- In The Adventures of Dr. McNinja, when someone calls Doc a nurse as an insult, his response is to defend the nursing profession.
- Sticky Dilly Buns: Ruby learns her sister Amber has moved out of porn to regular acting.
Amber (with little icicles sprouting from her speech bubble): Made-for-TV.
- The Looney Tunes Show: In "That's My Baby'', Bugs calls Daffy 'a bummer' after he refuses to go to lunch with him and Porky. Daffy's response is "No. Porky's the bummer. I'm a jerk."
- In the Looney Tunes short "Muscle Tussel", Daffy takes offense at his girlfriend calling him a "scrawny little nine-pound weakling", because "I'm obviously a scrawny little ten pound weakling."

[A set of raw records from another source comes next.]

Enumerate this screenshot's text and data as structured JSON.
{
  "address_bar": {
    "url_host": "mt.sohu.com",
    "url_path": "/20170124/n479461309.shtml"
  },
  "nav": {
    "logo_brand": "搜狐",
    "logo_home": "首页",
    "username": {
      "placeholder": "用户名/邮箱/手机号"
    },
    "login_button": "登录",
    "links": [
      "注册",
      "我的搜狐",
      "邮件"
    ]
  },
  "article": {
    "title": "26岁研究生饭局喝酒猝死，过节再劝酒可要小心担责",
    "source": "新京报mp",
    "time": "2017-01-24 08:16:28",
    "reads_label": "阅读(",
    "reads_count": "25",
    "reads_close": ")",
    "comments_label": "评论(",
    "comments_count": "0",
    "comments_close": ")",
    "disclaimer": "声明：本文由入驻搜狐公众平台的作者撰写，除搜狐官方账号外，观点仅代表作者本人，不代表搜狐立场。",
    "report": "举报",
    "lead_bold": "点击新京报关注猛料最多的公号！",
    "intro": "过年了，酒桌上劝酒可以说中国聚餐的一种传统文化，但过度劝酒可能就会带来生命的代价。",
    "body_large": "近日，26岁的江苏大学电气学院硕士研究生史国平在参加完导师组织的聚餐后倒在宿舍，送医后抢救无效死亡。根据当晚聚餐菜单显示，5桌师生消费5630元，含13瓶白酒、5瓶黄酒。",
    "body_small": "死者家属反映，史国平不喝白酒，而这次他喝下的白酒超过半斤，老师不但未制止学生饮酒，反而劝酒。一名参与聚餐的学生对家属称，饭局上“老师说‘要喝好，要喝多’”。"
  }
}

- Happens in Voltron where Allura insults the evil Prince Lotor and Lotor does feel insulted...but for the wrong reasons.
Allura: You're a monster, just like your father!
Lotor: That old fool?! Why, I'm twice the monster he is!
- Winx Club gives us this:
Mirta: You're mean!
Icy: Mean? Try diabolical!
- Kim Possible: This exchange from "Clothes Minded":
Shego: Huh, pretty impressive for a college reject.
Drakken: Hey! College dropout, Shego. They let me in, I let myself out.
- In an episode of Scooby-Doo! Mystery Incorporated:
Villain: And I would have gotten away with it if it weren't for you interloping adolescents.
Fred: You mean "meddling kids".
- When King Charles II's mistress Nell Gwynn was mistaken for the Duchess of Portsmouth (another of Charles' mistresses), a crowd started calling her a Catholic whore and attacking her carriage. Nell stuck her head out and corrected the mistaken commoners, "Good people, you are mistaken. I am the Protestant whore." The crowds started cheering and escorted her carriage out of the area.
- When the Miami Dolphins were a successful football team in the 1980s and 90s, "Squish the fish" was a rallying cry of their rivals. Miami fans were quick to point out that dolphins are mammals.
- Anti-racist activist Tim Wise is known for saying that if you're going to be racist, at least be consistent: "I just don't want a moving target." For example, if you're going to say that Mexicans are lazy, don't also complain about illegal Mexican immigrants taking all the jobs.